Top of Data in this exercise

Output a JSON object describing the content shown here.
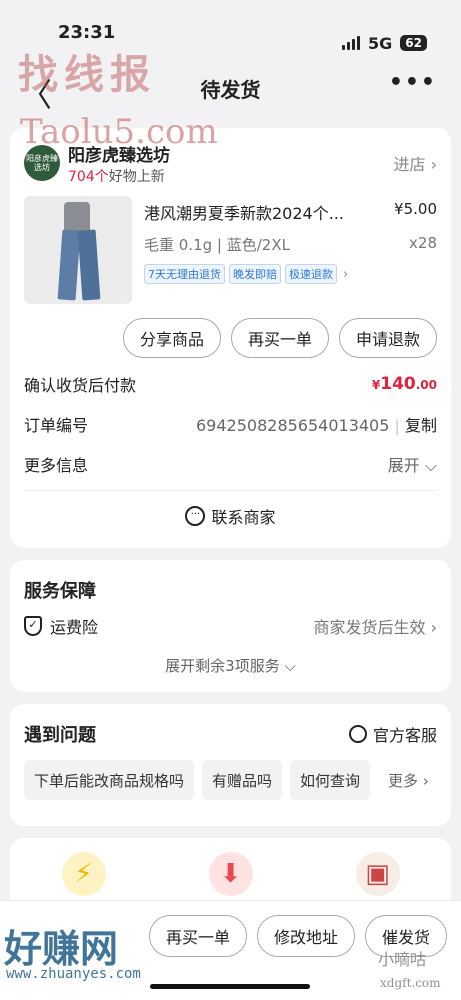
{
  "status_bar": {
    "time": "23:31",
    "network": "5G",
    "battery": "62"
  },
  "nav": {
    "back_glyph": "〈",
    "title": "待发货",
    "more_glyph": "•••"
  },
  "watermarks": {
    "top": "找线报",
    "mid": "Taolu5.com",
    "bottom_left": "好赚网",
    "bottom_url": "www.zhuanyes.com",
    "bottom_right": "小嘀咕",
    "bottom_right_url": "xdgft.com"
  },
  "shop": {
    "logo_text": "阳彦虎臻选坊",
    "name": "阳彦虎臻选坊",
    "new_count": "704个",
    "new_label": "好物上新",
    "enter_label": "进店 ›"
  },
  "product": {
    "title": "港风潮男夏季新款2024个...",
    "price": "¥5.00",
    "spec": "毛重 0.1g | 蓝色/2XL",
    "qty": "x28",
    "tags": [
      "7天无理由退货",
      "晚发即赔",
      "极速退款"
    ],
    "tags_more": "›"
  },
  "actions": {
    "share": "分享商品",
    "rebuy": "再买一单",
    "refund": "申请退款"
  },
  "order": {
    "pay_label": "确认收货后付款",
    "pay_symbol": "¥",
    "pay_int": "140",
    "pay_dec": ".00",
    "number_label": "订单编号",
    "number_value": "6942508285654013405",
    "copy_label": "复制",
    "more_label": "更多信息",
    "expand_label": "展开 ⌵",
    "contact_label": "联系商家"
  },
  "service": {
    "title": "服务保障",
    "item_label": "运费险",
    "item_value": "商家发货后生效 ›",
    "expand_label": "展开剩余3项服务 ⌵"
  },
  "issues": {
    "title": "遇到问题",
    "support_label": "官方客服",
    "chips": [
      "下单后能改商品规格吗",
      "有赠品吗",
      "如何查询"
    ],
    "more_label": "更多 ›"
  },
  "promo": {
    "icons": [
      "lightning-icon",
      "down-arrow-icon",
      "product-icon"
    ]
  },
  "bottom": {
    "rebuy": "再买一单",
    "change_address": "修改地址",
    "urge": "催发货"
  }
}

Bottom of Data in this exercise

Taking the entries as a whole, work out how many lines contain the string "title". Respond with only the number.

4